Copy out each line in the listing below where the word "Ethernet" appears.

_Entries supplied_.
________________________

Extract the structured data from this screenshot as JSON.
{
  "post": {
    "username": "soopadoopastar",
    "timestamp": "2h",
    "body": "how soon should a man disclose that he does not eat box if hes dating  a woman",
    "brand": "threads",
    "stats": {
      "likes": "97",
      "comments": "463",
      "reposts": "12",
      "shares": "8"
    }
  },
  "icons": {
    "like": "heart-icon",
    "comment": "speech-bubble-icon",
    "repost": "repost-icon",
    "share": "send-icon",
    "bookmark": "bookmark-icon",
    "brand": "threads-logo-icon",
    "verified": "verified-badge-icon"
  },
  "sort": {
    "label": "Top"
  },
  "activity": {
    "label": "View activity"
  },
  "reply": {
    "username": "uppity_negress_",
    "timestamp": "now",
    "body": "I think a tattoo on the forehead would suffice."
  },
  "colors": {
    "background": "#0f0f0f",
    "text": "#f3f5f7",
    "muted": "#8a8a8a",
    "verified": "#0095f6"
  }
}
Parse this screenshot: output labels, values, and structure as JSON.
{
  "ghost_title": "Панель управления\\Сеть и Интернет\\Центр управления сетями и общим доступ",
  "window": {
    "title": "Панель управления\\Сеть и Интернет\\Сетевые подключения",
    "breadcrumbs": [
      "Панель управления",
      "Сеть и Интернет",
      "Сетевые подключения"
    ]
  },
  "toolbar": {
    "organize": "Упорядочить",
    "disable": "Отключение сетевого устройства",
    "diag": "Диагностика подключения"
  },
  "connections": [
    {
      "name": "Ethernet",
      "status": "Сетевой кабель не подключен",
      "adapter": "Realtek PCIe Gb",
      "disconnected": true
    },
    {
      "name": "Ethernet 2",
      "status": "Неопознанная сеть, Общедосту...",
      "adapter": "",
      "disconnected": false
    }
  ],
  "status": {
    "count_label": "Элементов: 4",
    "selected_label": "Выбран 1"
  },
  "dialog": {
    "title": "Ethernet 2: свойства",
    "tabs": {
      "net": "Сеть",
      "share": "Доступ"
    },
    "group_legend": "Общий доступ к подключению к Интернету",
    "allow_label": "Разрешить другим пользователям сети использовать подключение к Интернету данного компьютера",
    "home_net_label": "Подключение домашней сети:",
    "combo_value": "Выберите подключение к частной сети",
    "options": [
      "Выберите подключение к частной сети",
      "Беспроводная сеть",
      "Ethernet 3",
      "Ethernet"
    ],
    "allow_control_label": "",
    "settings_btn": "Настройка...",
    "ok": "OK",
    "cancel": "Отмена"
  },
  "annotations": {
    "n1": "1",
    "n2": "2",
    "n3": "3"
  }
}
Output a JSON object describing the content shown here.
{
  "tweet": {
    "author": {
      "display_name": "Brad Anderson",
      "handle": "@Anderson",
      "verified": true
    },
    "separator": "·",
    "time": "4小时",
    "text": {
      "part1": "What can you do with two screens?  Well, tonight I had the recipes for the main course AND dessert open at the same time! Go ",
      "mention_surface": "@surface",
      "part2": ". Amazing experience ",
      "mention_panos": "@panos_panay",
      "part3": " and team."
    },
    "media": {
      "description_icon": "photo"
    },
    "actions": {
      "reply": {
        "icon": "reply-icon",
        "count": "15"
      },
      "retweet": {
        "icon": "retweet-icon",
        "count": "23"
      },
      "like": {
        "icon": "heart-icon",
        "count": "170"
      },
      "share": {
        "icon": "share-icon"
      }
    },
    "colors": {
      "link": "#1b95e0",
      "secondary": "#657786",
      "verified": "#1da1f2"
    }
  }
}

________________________

_Exercise result_.
      "name": "Ethernet",
      "name": "Ethernet 2",
    "title": "Ethernet 2: свойства",
      "Ethernet 3",
      "Ethernet"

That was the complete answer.